# THE TASK:
With the images removed, return every line below exactly as it reads.

# GIVEN INFORMATION:
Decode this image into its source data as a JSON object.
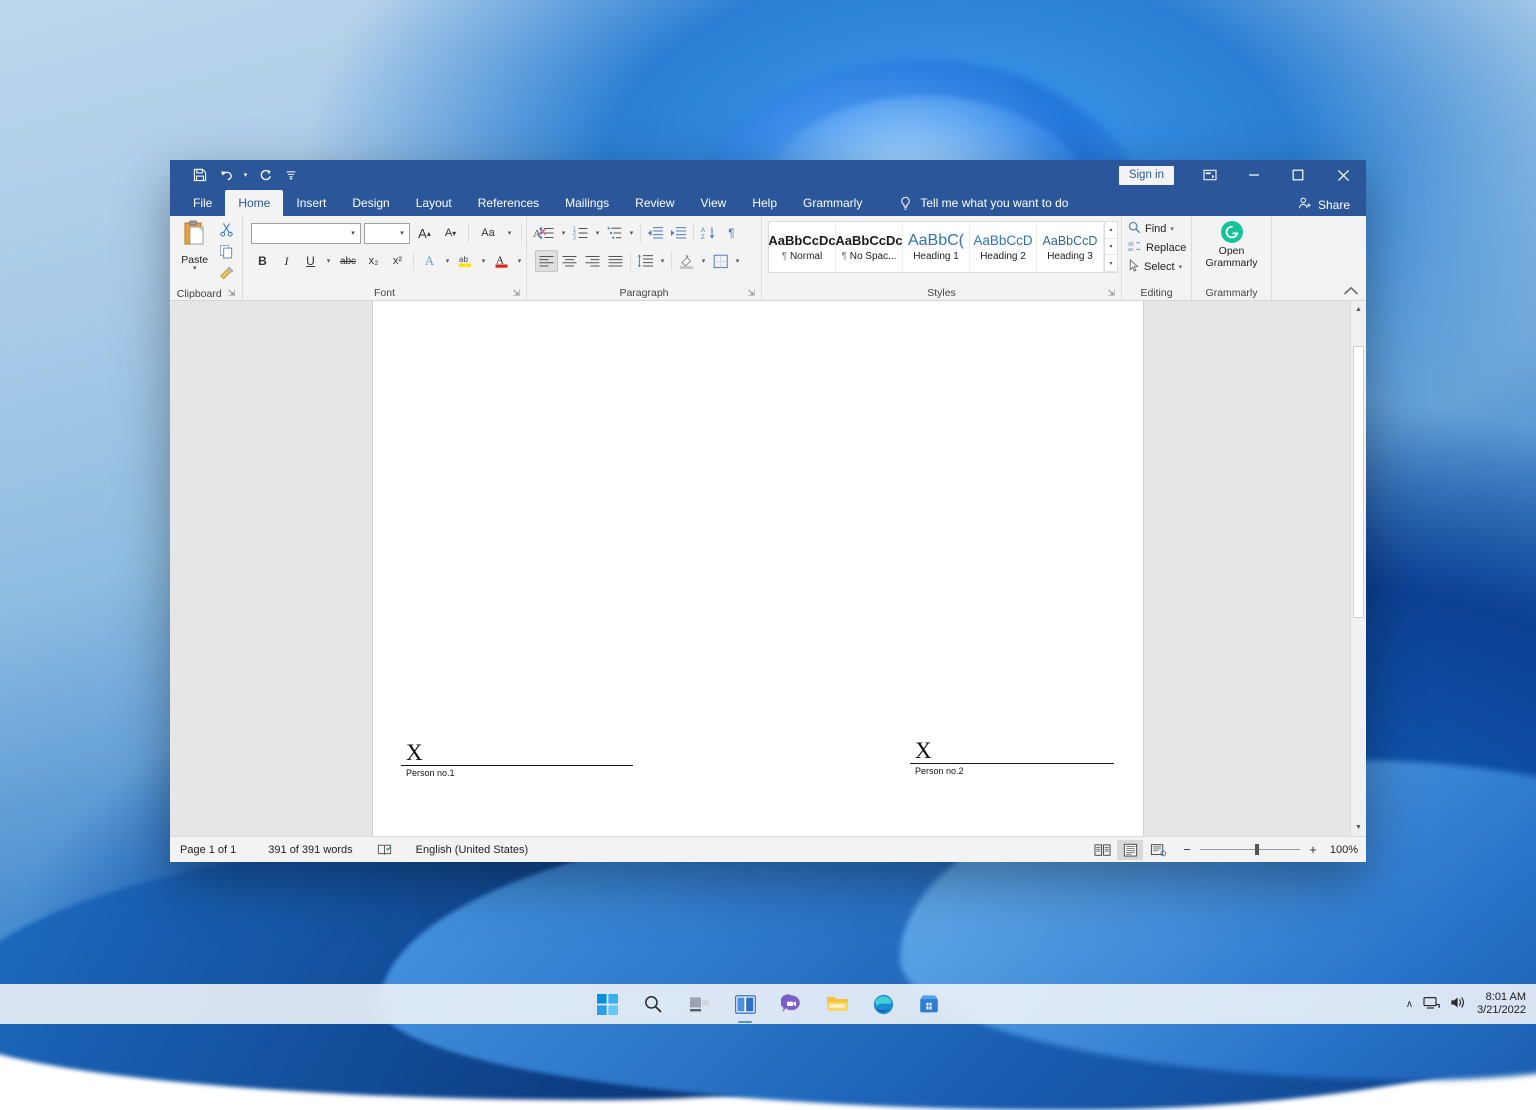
{
  "window": {
    "quick_access": [
      {
        "name": "save-icon",
        "label": "Save"
      },
      {
        "name": "undo-icon",
        "label": "Undo"
      },
      {
        "name": "redo-icon",
        "label": "Redo"
      },
      {
        "name": "customize-quick-access-icon",
        "label": "Customize Quick Access Toolbar"
      }
    ],
    "sign_in_label": "Sign in",
    "ribbon_display_options_label": "Ribbon Display Options",
    "minimize_label": "Minimize",
    "maximize_label": "Restore Down",
    "close_label": "Close",
    "titlebar_color": "#2b579a"
  },
  "tabs": [
    {
      "label": "File",
      "active": false
    },
    {
      "label": "Home",
      "active": true
    },
    {
      "label": "Insert",
      "active": false
    },
    {
      "label": "Design",
      "active": false
    },
    {
      "label": "Layout",
      "active": false
    },
    {
      "label": "References",
      "active": false
    },
    {
      "label": "Mailings",
      "active": false
    },
    {
      "label": "Review",
      "active": false
    },
    {
      "label": "View",
      "active": false
    },
    {
      "label": "Help",
      "active": false
    },
    {
      "label": "Grammarly",
      "active": false
    }
  ],
  "tell_me": {
    "placeholder": "Tell me what you want to do",
    "icon": "lightbulb-icon"
  },
  "share": {
    "label": "Share",
    "icon": "share-person-icon"
  },
  "ribbon": {
    "clipboard": {
      "group_label": "Clipboard",
      "paste_label": "Paste",
      "cut_label": "Cut",
      "copy_label": "Copy",
      "format_painter_label": "Format Painter",
      "dialog_launcher": "⇲"
    },
    "font": {
      "group_label": "Font",
      "font_name_value": "",
      "font_name_placeholder": "",
      "font_size_value": "",
      "font_size_placeholder": "",
      "grow_font_label": "A",
      "shrink_font_label": "A",
      "change_case_label": "Aa",
      "clear_formatting_label": "Clear All Formatting",
      "bold_label": "B",
      "italic_label": "I",
      "underline_label": "U",
      "strikethrough_label": "abc",
      "subscript_label": "x₂",
      "superscript_label": "x²",
      "text_effects_label": "A",
      "highlight_label": "ab",
      "font_color_label": "A",
      "dialog_launcher": "⇲"
    },
    "paragraph": {
      "group_label": "Paragraph",
      "bullets_label": "Bullets",
      "numbering_label": "Numbering",
      "multilevel_label": "Multilevel List",
      "decrease_indent_label": "Decrease Indent",
      "increase_indent_label": "Increase Indent",
      "sort_label": "Sort",
      "show_marks_label": "¶",
      "align_left_label": "Align Left",
      "align_center_label": "Center",
      "align_right_label": "Align Right",
      "justify_label": "Justify",
      "line_spacing_label": "Line and Paragraph Spacing",
      "shading_label": "Shading",
      "borders_label": "Borders",
      "dialog_launcher": "⇲"
    },
    "styles": {
      "group_label": "Styles",
      "items": [
        {
          "preview": "AaBbCcDc",
          "name": "Normal",
          "marker": "¶",
          "color": "#1a1a1a",
          "size": "13px",
          "bold": true
        },
        {
          "preview": "AaBbCcDc",
          "name": "No Spac...",
          "marker": "¶",
          "color": "#1a1a1a",
          "size": "13px",
          "bold": true
        },
        {
          "preview": "AaBbC(",
          "name": "Heading 1",
          "marker": "",
          "color": "#2e74b5",
          "size": "16px",
          "bold": false
        },
        {
          "preview": "AaBbCcD",
          "name": "Heading 2",
          "marker": "",
          "color": "#2e74b5",
          "size": "13.5px",
          "bold": false
        },
        {
          "preview": "AaBbCcD",
          "name": "Heading 3",
          "marker": "",
          "color": "#31688c",
          "size": "12.5px",
          "bold": false
        }
      ],
      "dialog_launcher": "⇲"
    },
    "editing": {
      "group_label": "Editing",
      "find_label": "Find",
      "replace_label": "Replace",
      "select_label": "Select"
    },
    "grammarly": {
      "group_label": "Grammarly",
      "button_line1": "Open",
      "button_line2": "Grammarly",
      "logo_letter": "G",
      "logo_color": "#15c39a"
    },
    "collapse_ribbon_label": "Collapse the Ribbon"
  },
  "document": {
    "signatures": [
      {
        "mark": "X",
        "caption": "Person no.1"
      },
      {
        "mark": "X",
        "caption": "Person no.2"
      }
    ]
  },
  "statusbar": {
    "page_label": "Page 1 of 1",
    "word_count": "391 of 391 words",
    "proofing_icon": "proofing-errors-icon",
    "language": "English (United States)",
    "views": [
      {
        "name": "read-mode-icon",
        "active": false
      },
      {
        "name": "print-layout-icon",
        "active": true
      },
      {
        "name": "web-layout-icon",
        "active": false
      }
    ],
    "zoom_out": "−",
    "zoom_in": "+",
    "zoom_percent": "100%"
  },
  "taskbar": {
    "apps": [
      {
        "name": "start-button",
        "label": "Start"
      },
      {
        "name": "search-icon",
        "label": "Search"
      },
      {
        "name": "task-view-icon",
        "label": "Task View"
      },
      {
        "name": "widgets-icon",
        "label": "Widgets"
      },
      {
        "name": "chat-icon",
        "label": "Chat"
      },
      {
        "name": "file-explorer-icon",
        "label": "File Explorer"
      },
      {
        "name": "microsoft-edge-icon",
        "label": "Microsoft Edge"
      },
      {
        "name": "microsoft-store-icon",
        "label": "Microsoft Store"
      }
    ],
    "tray": {
      "show_hidden_icons": "∧",
      "network_icon": "network-icon",
      "volume_icon": "volume-icon",
      "time": "8:01 AM",
      "date": "3/21/2022"
    }
  }
}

# RESULT BELOW:
Decode this image into its source data as a JSON object.
{
  "window": {
    "quick_access": [
      {
        "name": "save-icon",
        "label": "Save"
      },
      {
        "name": "undo-icon",
        "label": "Undo"
      },
      {
        "name": "redo-icon",
        "label": "Redo"
      },
      {
        "name": "customize-quick-access-icon",
        "label": "Customize Quick Access Toolbar"
      }
    ],
    "sign_in_label": "Sign in",
    "ribbon_display_options_label": "Ribbon Display Options",
    "minimize_label": "Minimize",
    "maximize_label": "Restore Down",
    "close_label": "Close",
    "titlebar_color": "#2b579a"
  },
  "tabs": [
    {
      "label": "File",
      "active": false
    },
    {
      "label": "Home",
      "active": true
    },
    {
      "label": "Insert",
      "active": false
    },
    {
      "label": "Design",
      "active": false
    },
    {
      "label": "Layout",
      "active": false
    },
    {
      "label": "References",
      "active": false
    },
    {
      "label": "Mailings",
      "active": false
    },
    {
      "label": "Review",
      "active": false
    },
    {
      "label": "View",
      "active": false
    },
    {
      "label": "Help",
      "active": false
    },
    {
      "label": "Grammarly",
      "active": false
    }
  ],
  "tell_me": {
    "placeholder": "Tell me what you want to do",
    "icon": "lightbulb-icon"
  },
  "share": {
    "label": "Share",
    "icon": "share-person-icon"
  },
  "ribbon": {
    "clipboard": {
      "group_label": "Clipboard",
      "paste_label": "Paste",
      "cut_label": "Cut",
      "copy_label": "Copy",
      "format_painter_label": "Format Painter",
      "dialog_launcher": "⇲"
    },
    "font": {
      "group_label": "Font",
      "font_name_value": "",
      "font_name_placeholder": "",
      "font_size_value": "",
      "font_size_placeholder": "",
      "grow_font_label": "A",
      "shrink_font_label": "A",
      "change_case_label": "Aa",
      "clear_formatting_label": "Clear All Formatting",
      "bold_label": "B",
      "italic_label": "I",
      "underline_label": "U",
      "strikethrough_label": "abc",
      "subscript_label": "x₂",
      "superscript_label": "x²",
      "text_effects_label": "A",
      "highlight_label": "ab",
      "font_color_label": "A",
      "dialog_launcher": "⇲"
    },
    "paragraph": {
      "group_label": "Paragraph",
      "bullets_label": "Bullets",
      "numbering_label": "Numbering",
      "multilevel_label": "Multilevel List",
      "decrease_indent_label": "Decrease Indent",
      "increase_indent_label": "Increase Indent",
      "sort_label": "Sort",
      "show_marks_label": "¶",
      "align_left_label": "Align Left",
      "align_center_label": "Center",
      "align_right_label": "Align Right",
      "justify_label": "Justify",
      "line_spacing_label": "Line and Paragraph Spacing",
      "shading_label": "Shading",
      "borders_label": "Borders",
      "dialog_launcher": "⇲"
    },
    "styles": {
      "group_label": "Styles",
      "items": [
        {
          "preview": "AaBbCcDc",
          "name": "Normal",
          "marker": "¶",
          "color": "#1a1a1a",
          "size": "13px",
          "bold": true
        },
        {
          "preview": "AaBbCcDc",
          "name": "No Spac...",
          "marker": "¶",
          "color": "#1a1a1a",
          "size": "13px",
          "bold": true
        },
        {
          "preview": "AaBbC(",
          "name": "Heading 1",
          "marker": "",
          "color": "#2e74b5",
          "size": "16px",
          "bold": false
        },
        {
          "preview": "AaBbCcD",
          "name": "Heading 2",
          "marker": "",
          "color": "#2e74b5",
          "size": "13.5px",
          "bold": false
        },
        {
          "preview": "AaBbCcD",
          "name": "Heading 3",
          "marker": "",
          "color": "#31688c",
          "size": "12.5px",
          "bold": false
        }
      ],
      "dialog_launcher": "⇲"
    },
    "editing": {
      "group_label": "Editing",
      "find_label": "Find",
      "replace_label": "Replace",
      "select_label": "Select"
    },
    "grammarly": {
      "group_label": "Grammarly",
      "button_line1": "Open",
      "button_line2": "Grammarly",
      "logo_letter": "G",
      "logo_color": "#15c39a"
    },
    "collapse_ribbon_label": "Collapse the Ribbon"
  },
  "document": {
    "signatures": [
      {
        "mark": "X",
        "caption": "Person no.1"
      },
      {
        "mark": "X",
        "caption": "Person no.2"
      }
    ]
  },
  "statusbar": {
    "page_label": "Page 1 of 1",
    "word_count": "391 of 391 words",
    "proofing_icon": "proofing-errors-icon",
    "language": "English (United States)",
    "views": [
      {
        "name": "read-mode-icon",
        "active": false
      },
      {
        "name": "print-layout-icon",
        "active": true
      },
      {
        "name": "web-layout-icon",
        "active": false
      }
    ],
    "zoom_out": "−",
    "zoom_in": "+",
    "zoom_percent": "100%"
  },
  "taskbar": {
    "apps": [
      {
        "name": "start-button",
        "label": "Start"
      },
      {
        "name": "search-icon",
        "label": "Search"
      },
      {
        "name": "task-view-icon",
        "label": "Task View"
      },
      {
        "name": "widgets-icon",
        "label": "Widgets"
      },
      {
        "name": "chat-icon",
        "label": "Chat"
      },
      {
        "name": "file-explorer-icon",
        "label": "File Explorer"
      },
      {
        "name": "microsoft-edge-icon",
        "label": "Microsoft Edge"
      },
      {
        "name": "microsoft-store-icon",
        "label": "Microsoft Store"
      }
    ],
    "tray": {
      "show_hidden_icons": "∧",
      "network_icon": "network-icon",
      "volume_icon": "volume-icon",
      "time": "8:01 AM",
      "date": "3/21/2022"
    }
  }
}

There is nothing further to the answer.